One of Us: The Person Behind the Professional
Earl joined the Department of Sustainable Biomaterials in 1988. He received his B.S. and M.S. degrees in Agricultural Engineering from Virginia Tech, and he went on to earn his Ph.D. from Texas A&M University.
Earl and his wife Karen met at Virginia Tech and have been married for 35 wonderful years. Earl feels very blessed that he and his wife can still live, work, and play where they met! One of his favorite things about Virginia Tech is that there are “many, many, many outdoor activities readily available just on its doorstep.”
Earl’s mother is Greek and his father is American. Growing up on a dairy farm in Manassas, Virginia, taught him that he needed to go to college and find an easier career path as he’d realized how farming is very hard work farming. Even so, did you know that Earl would still choose to be a farmer, just like his dad, if he were not a professor? Although, he says he would not be a dairy farmer because of that level of work that comes with that type of farming. Earl said that he will, in fact, get back into some easier farming once he retires many years from now.
One of his favorite pastimes is cooking and eating Greek food. Earl shared that during his annual summer trips to Greece, when visiting his extended family, they love to critique his cooking and give him tips for improving. To help burn off all the extra calories from the Greek food he loves so much, Earl enjoys mountain biking and snowboarding. He says these are his favorite extracurricular activities; they help keep him sane and keep his insatiable craving for home cooked food off his waist line.
Receiving a B.S. in engineering led to his current interests in teaching and research. Earl describes himself as a technology and engineering geek and is most in his element learning about and understanding how to apply both new and old technologies. “My passion in this area has led to patented technology that applies machine vision and artificial intelligence to automatically grade and process hardwood lumber.”
When asked about his favorite part of his job, he said “I want to share my experience about what I’ve learned with others, so teaching is my most favorite part of the job. I’ve learned that it is not very effective to just tell students what to do. Instead, I need to inspire curiosity so that students have a desire to learn by making their own discoveries through solving their own problems. My favorite class “Entrepreneurial Wood Design and Innovation” (also known as the Wood Enterprise Institute) creates such a learning environment. This class creates a hands-on laboratory environment where students can practice a scientific problem-solving discipline to tackle any challenge they face.”
The research that Earl enjoys most at the moment is “Parametric Computer-Aided Manufacturing System for Re-Purposing Materials.” Through this project, he is working to create a design and manufacturing system that will facilitate the use of re-purposed materials with uncertain and varying ranges of quality and physical dimensions. “This is my favorite because it has forced me to learn a new way of thinking about how to design products when you don’t exactly know what materials you have available. The idea was inspired by the curiosity of one of my students and of course, there is a lot of new technology involved that must be blended with old technology and this is why I like it.”
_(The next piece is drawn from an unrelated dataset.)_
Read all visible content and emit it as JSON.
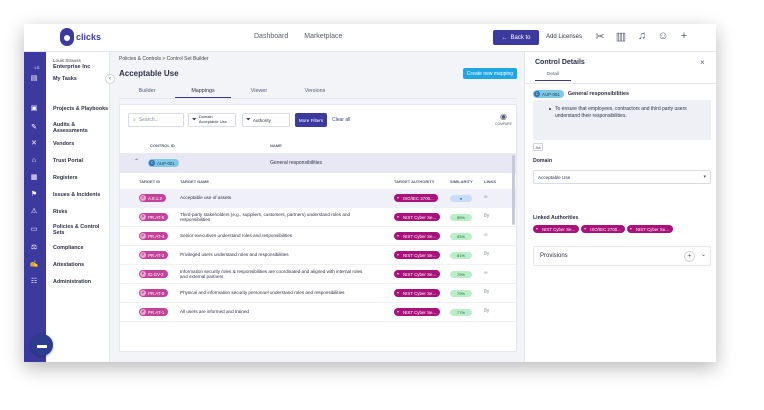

The biggest reward that Earl gets from being a professor is when he receives acknowledgment from students that he had a hand in helping them becoming independent thinkers and problem solvers.
Quote from a Colleague:
“Earl’s energy and enthusiasm for teaching brightens up the classroom; his passion, commitment, and a genuine sense of curiosity enable him to help students (and faculty!) to see their projects, experiences, and goals with a new and exciting perspective.” - Jennifer Russell, Assistant Professor, Sustainable Biomaterials Department